– Male flowers.
– Female flowers.
– Both male and female flowers on the same tree.
– Or a “perfect flower” which is a bisexual or hermaphroditic flower with both male and female parts.
– And… to add even more diversity to this mix, some trees may be male or female, but can exhibit varying degrees of maleness or femaleness.
(If you really dig the topic of plant gender diversity, you may like this blog article on “As Many Exceptions As Rules” Plants Aren’t Just Male or Female )
Papaya Tree Offspring
– If the tree is very male inclined, it won’t produce fruit.
– If it’s semi-male, it may fruit, but their fruit is inferior in flavor and texture.

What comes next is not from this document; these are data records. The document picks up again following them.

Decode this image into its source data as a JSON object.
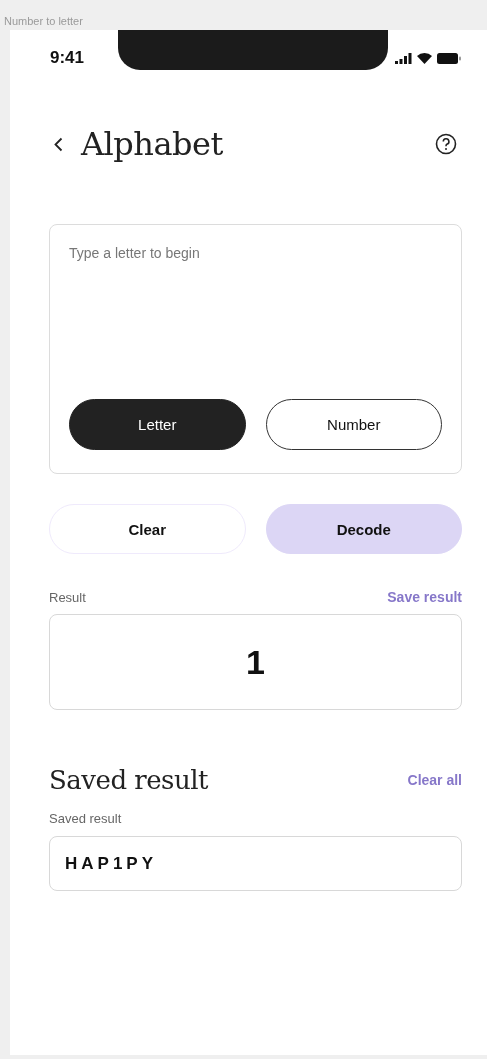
{
  "frame_label": "Number to letter",
  "status_bar": {
    "time": "9:41"
  },
  "header": {
    "title": "Alphabet"
  },
  "input": {
    "placeholder": "Type a letter to begin"
  },
  "modes": [
    {
      "label": "Letter",
      "selected": true
    },
    {
      "label": "Number",
      "selected": false
    }
  ],
  "actions": [
    {
      "label": "Clear",
      "kind": "secondary"
    },
    {
      "label": "Decode",
      "kind": "primary"
    }
  ],
  "result": {
    "label": "Result",
    "link": "Save result",
    "value": "1"
  },
  "saved": {
    "heading": "Saved result",
    "link": "Clear all",
    "label": "Saved result",
    "value": "HAP1PY"
  }
}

– Those with female flowers will fruit if pollinated by a male tree.
– And lastly, bisexual trees can pollinate themselves (as they have all the parts to get the job done).
So, gardeners wanting papayas don’t want to grow a garden of alpha males. But, I’ve heard that if you chop a papaya tree into a short stump, it can initiate a sex change!
Flavor-wise, most consumers significantly prefer the sweet, juicy flavor of papayas from bisexual trees. And since the hermaphroditic trees can also self-pollinate, that’s what commercial producers grow… and what you’ll find in grocery stores.
Health and body-wise, they’re nutrient rockstars: they’re a great source of Vitamin C. Also, a good source of B vitamins, Vitamin A, folate, potassium, 212 amino acids, several enzymes and fiber. Supportive of the digestive and immune systems. (Just don’t overdo it, let’s just say they can “get things flowing”).
– A superb meat tenderizer. I love making Green Papaya Chicken!
– My husband and I experimented with putting papaya directly onto a centipede bite (tropical life problems) and it seemed to reduce the swelling and helped it heal quite a bit faster than previous, un-papaya-ed bites. I even recommended this treatment to a man who stepped on a poisonous sea urchin at the beach (I hope it helped, those things hurt! And, no, you’re not supposed to pee on it).
Outbreaks in Hawaii and Genetic Modification
– Papayas have been commercially cultivated in Hawaii since about 1910. Then, in the 1990’s there was a particularly widespread outbreak of Papaya Ringspot Virus (PRV) that almost destroyed the local papaya industry.
– This led researchers at the University of Hawaii to develop two varieties of papaya with the DNA of the Ringspot Virus incorporated into their genome to make them resistant to PRV – the Rainbow and SunUp varieties.
– These GMO papayas were first released in the 1998 making them the first GMO food approved and introduced into the food supply in the United States. And in 2012, Japan, historically anti-GMO, gave the okay for Rainbow Papayas to be sold in the country boosting sales for Hawaii growers.
What started as a passing fancy cultivated curiosity and resulted in a research quest.
Did you have any idea papayas were so mysterious… and versatile? I didn’t. And I wouldn’t have been inspired to dive into the world of papaya if those funny little flowers hadn’t seduced me.
May your next encounter with a papaya be an interesting one!